Silow-Carroll et al. (2007) note that this QI model or sequence is very effective in guiding the process of quality improvement in almost any organization regardless of its size or location. This is because the model is designed in such a way that the first step towards quality improvement should always begin with identifying the root-cause or a trigger that makes people to acknowledge the need for quality. This will then lead to re-organization of the structural processes in the organization in order to make resources and tools available for QI. Subsequently, the assembled teams should align the resources available towards identifying the inherent problems that cause the triggers, and finding solutions to the problems. As a result, the solutions should inform certain practical changes in the organization such as creation of evidence-based clinical protocols and guidelines. Overall, the foregoing steps should be able to generate positive results otherwise; the whole process should be repeated more keenly.
Solutions to clinical quality problems
The QI framework described in the preceding slides may seem simple and straight-forward, but in practice, it is not easily adoptable. This is because the framework entails many aspects, which require organizational changes, and thus, there is the risk that some people in the organization may resist the change. Therefore, it is important to implement the model by first concentrating on five critical areas of interest. First, there is the need to control or prevent cases of medical errors by implementing the Institute of Medicine (IOM)’s recommendations including adopting a culture of quality and patient safety, preventing adverse drug effects (ADRs), preventing infections in the hospital units, facilitating rapid response to patient needs, and encouraging teamwork and two-way communication systems (Silow-Carroll et al., 2007).
On the other hand, provision of QI incentives will go a long way in terms of encouraging the hospital nurses and physicians to continue improving the quality of services offered, which will in turn help them to develop a culture of quality. Furthermore, the availability of quality procedures and guidelines will make the work of nurses and physicians easy since they will be guided by pre-set outcomes or goals for any service offered to patients. Accordingly, equipping the QI department with the necessary tools, human resources, and finances will ensure that the readily required information arising from data analysis is made available to guide further steps in QI. Finally, the organization should be ready to evaluate the results of the first leg of changes made so far in order to reward the high-performers accordingly, and work out other strategic initiatives for future improvement (Ballard, 2003, pp. 13-16).
American College of Quality. (2005). Core curriculum for medical quality management.

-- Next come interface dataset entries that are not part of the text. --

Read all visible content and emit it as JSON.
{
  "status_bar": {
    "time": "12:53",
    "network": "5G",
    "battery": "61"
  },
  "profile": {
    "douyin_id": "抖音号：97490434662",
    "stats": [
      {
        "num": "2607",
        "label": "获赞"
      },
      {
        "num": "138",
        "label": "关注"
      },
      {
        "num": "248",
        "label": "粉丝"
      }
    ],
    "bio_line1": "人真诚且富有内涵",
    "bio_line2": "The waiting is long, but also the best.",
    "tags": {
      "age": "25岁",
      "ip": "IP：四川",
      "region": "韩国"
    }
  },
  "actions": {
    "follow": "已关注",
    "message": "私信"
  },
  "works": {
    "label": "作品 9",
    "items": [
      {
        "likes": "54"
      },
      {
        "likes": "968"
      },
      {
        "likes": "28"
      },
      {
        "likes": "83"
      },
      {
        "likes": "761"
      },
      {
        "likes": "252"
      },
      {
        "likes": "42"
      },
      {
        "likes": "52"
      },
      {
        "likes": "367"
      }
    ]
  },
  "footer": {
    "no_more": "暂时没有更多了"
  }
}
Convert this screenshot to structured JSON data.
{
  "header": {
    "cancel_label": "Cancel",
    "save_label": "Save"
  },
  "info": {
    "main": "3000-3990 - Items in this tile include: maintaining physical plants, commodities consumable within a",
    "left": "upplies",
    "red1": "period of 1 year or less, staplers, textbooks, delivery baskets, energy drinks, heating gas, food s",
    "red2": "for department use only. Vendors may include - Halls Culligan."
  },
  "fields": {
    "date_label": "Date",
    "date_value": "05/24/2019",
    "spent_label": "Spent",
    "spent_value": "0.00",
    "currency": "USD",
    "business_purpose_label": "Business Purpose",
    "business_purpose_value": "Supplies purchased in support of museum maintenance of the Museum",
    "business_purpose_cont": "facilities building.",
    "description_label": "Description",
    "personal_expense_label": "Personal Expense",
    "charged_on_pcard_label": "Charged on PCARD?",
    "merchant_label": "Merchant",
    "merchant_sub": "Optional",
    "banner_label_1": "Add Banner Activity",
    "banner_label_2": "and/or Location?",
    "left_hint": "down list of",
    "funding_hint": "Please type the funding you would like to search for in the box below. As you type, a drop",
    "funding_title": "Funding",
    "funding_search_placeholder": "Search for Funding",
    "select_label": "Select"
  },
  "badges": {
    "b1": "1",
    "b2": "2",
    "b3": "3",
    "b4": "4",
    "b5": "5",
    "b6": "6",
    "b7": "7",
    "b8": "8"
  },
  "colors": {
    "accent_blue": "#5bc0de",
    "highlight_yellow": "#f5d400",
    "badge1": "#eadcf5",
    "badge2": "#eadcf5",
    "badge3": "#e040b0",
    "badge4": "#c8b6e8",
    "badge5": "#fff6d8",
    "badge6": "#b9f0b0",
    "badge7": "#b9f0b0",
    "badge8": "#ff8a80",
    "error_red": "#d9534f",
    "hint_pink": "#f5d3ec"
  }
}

Sudbury, MA: Jones and Bartlett Publishers International.
Ballard, D. (2003). Indicators to improve clinical quality across an integrated health care system. International Journal for Quality in Health Care, 15(Suppl. 1), 13-23.
Roussel, L. (2010). Initiating and sustaining the clinical nurse leader role: A practical guide. Sudbury, MA: Jones and Bartlett Publishers.
Silow-Carroll, S., Alteras, T., & Meyer, J. (2007). Hospital quality improvement: Strategies and lessons from U.S. hospitals. The Commonwealth Fund Publication No. 1009. Web.